▸ Problem requirements
All of the data that follows should be output again without any alteration.

-- Opening Marker --

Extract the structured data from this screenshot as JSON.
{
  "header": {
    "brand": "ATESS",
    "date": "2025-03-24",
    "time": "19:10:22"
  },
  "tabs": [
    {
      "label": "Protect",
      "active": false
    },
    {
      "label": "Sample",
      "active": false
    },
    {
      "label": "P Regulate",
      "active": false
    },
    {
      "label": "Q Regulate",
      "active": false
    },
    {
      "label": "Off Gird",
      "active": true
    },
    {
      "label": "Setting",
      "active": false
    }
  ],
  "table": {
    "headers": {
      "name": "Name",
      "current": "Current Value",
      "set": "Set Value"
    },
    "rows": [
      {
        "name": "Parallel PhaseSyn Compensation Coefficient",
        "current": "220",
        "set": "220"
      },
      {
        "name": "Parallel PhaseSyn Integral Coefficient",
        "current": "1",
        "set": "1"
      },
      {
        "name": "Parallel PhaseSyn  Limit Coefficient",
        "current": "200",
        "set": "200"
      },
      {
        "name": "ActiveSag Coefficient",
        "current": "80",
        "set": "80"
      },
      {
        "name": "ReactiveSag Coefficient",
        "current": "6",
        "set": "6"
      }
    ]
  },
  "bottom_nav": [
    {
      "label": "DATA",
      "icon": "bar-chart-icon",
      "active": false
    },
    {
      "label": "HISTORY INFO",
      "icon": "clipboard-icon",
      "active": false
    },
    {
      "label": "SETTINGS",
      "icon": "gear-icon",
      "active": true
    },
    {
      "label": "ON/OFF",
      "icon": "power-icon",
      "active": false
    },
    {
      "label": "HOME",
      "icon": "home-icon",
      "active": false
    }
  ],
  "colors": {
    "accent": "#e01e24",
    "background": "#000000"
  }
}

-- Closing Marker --

▸ Solution to the problem
Extract the structured data from this screenshot as JSON.
{
  "header": {
    "brand": "ATESS",
    "date": "2025-03-24",
    "time": "19:10:22"
  },
  "tabs": [
    {
      "label": "Protect",
      "active": false
    },
    {
      "label": "Sample",
      "active": false
    },
    {
      "label": "P Regulate",
      "active": false
    },
    {
      "label": "Q Regulate",
      "active": false
    },
    {
      "label": "Off Gird",
      "active": true
    },
    {
      "label": "Setting",
      "active": false
    }
  ],
  "table": {
    "headers": {
      "name": "Name",
      "current": "Current Value",
      "set": "Set Value"
    },
    "rows": [
      {
        "name": "Parallel PhaseSyn Compensation Coefficient",
        "current": "220",
        "set": "220"
      },
      {
        "name": "Parallel PhaseSyn Integral Coefficient",
        "current": "1",
        "set": "1"
      },
      {
        "name": "Parallel PhaseSyn  Limit Coefficient",
        "current": "200",
        "set": "200"
      },
      {
        "name": "ActiveSag Coefficient",
        "current": "80",
        "set": "80"
      },
      {
        "name": "ReactiveSag Coefficient",
        "current": "6",
        "set": "6"
      }
    ]
  },
  "bottom_nav": [
    {
      "label": "DATA",
      "icon": "bar-chart-icon",
      "active": false
    },
    {
      "label": "HISTORY INFO",
      "icon": "clipboard-icon",
      "active": false
    },
    {
      "label": "SETTINGS",
      "icon": "gear-icon",
      "active": true
    },
    {
      "label": "ON/OFF",
      "icon": "power-icon",
      "active": false
    },
    {
      "label": "HOME",
      "icon": "home-icon",
      "active": false
    }
  ],
  "colors": {
    "accent": "#e01e24",
    "background": "#000000"
  }
}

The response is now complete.